Customers paying on time is key to healthy cash flow. Consider what might be done to ensure this, such as re-evaluating your payment terms, strengthening your invoicing process and communicating well your customers well.

More on these topics is provided in our Masterclass series: Your step-by-step guide to mastering your cash flow.

5. Learn from the pandemic

Reflect on what you and other businesses did successfully during the pandemic to adjust their operations, and consider if there are any methods you can adopt now.

We have put together a collection of advice and stories from your other business leaders in our Coronavirus: Support and recovery hub.

Philip reminds small business owners about the need to be alive to the increased likelihood that key customers and suppliers might reduce their activities, or even fail. It is important, therefore, to monitor things closely. Identify options and be alive to the fact that you may need to respond quickly and decisively if something goes awry. Consider alternative source of supply suppliers and the potential to find new customers, perhaps even options to develop new sources of revenue.

Protect your money from theft and loss

Fraudsters thrive during difficult times. They exploit the stress and problems felt by business owners. The cost of living crisis is no different – with reports that fraudsters have targeted over 40 million people in the UK so far.

Be alert. Be sure to keep up to date with the latest common types of fraud. And learn how to protect yourself and your business against them. Including:

HMRC impersonation
Online shopping scams
Authorised push payment (APP) fraud
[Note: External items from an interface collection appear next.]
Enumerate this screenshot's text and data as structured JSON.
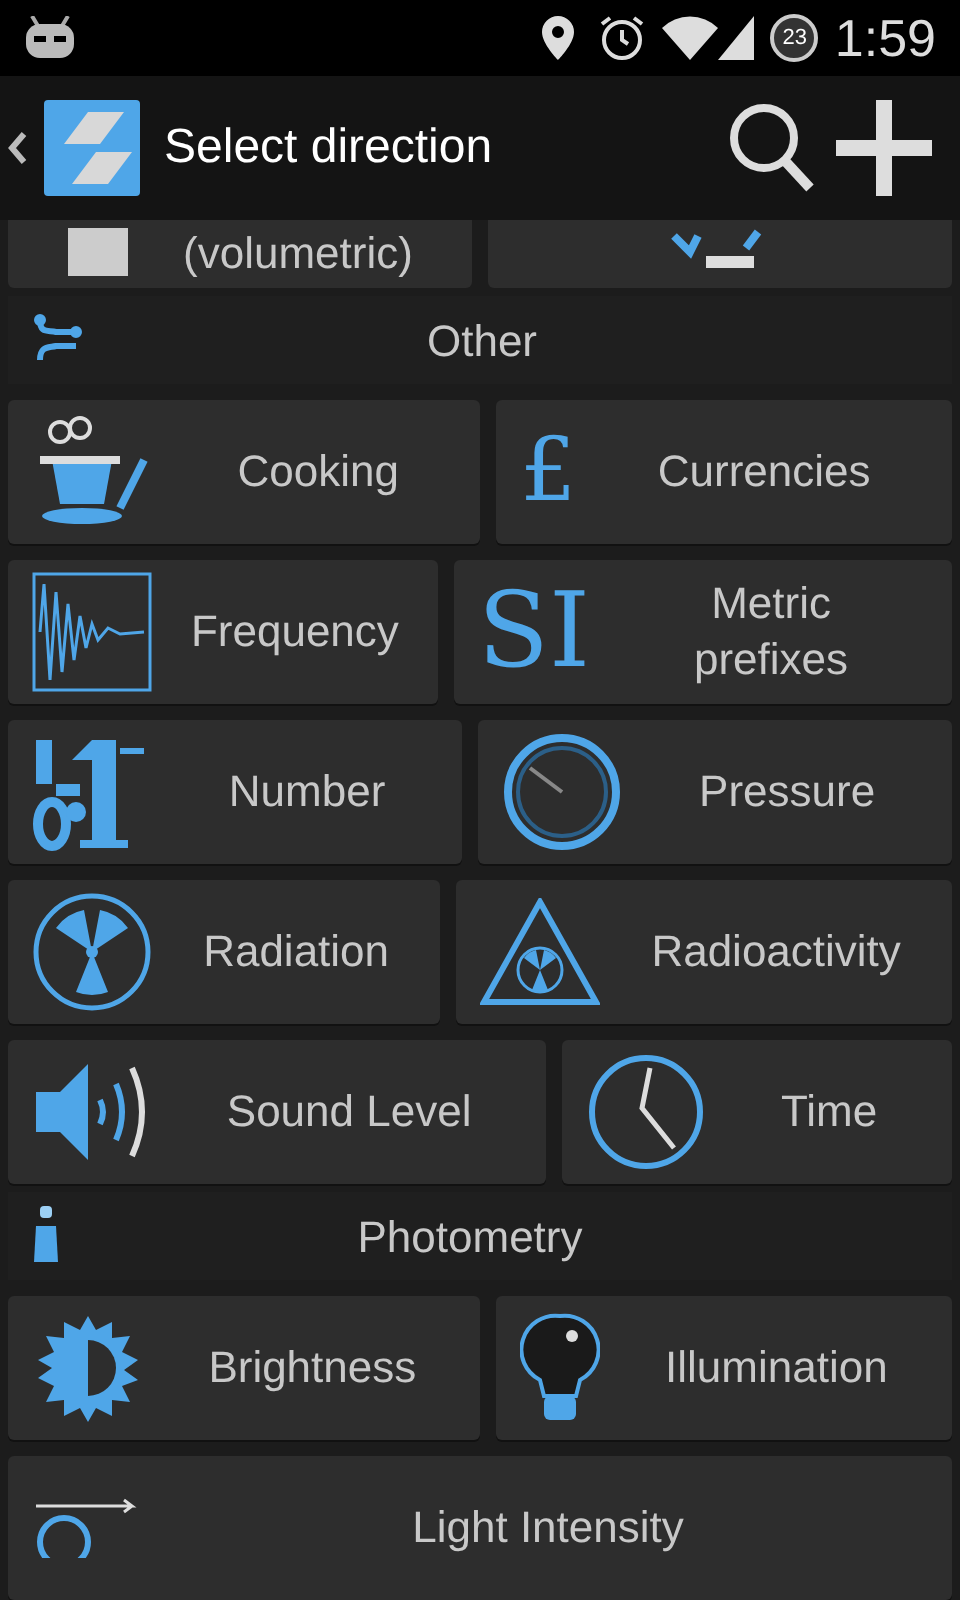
{
  "status_bar": {
    "time": "1:59",
    "notification_count": "23"
  },
  "action_bar": {
    "title": "Select direction"
  },
  "partial_row": {
    "label": "(volumetric)"
  },
  "sections": [
    {
      "title": "Other",
      "rows": [
        [
          {
            "label": "Cooking"
          },
          {
            "glyph": "£",
            "label": "Currencies"
          }
        ],
        [
          {
            "label": "Frequency"
          },
          {
            "glyph": "SI",
            "label": "Metric prefixes"
          }
        ],
        [
          {
            "label": "Number"
          },
          {
            "label": "Pressure"
          }
        ],
        [
          {
            "label": "Radiation"
          },
          {
            "label": "Radioactivity"
          }
        ],
        [
          {
            "label": "Sound Level"
          },
          {
            "label": "Time"
          }
        ]
      ]
    },
    {
      "title": "Photometry",
      "rows": [
        [
          {
            "label": "Brightness"
          },
          {
            "label": "Illumination"
          }
        ],
        [
          {
            "label": "Light Intensity"
          }
        ]
      ]
    }
  ]
}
At Tide, there is certain information that we won’t ask you for if we contact you. Being aware of this can help you spot if you’re being targeted by a fraudster posing as us. Learn what we’ll never ask you for and how you can verify that it’s us contacting you.

Look after yourself and your business

As a small business owner, the effects of the cost of living crisis can effect both your business and your personal life. For more support, look at 5 ways to manage entrepreneurial stress and overcome anxiety.

Philip says: “At times of adversity, small businesses need to hold their heads high, show their resilience and focus on survival as they always have and always will.

Go to tide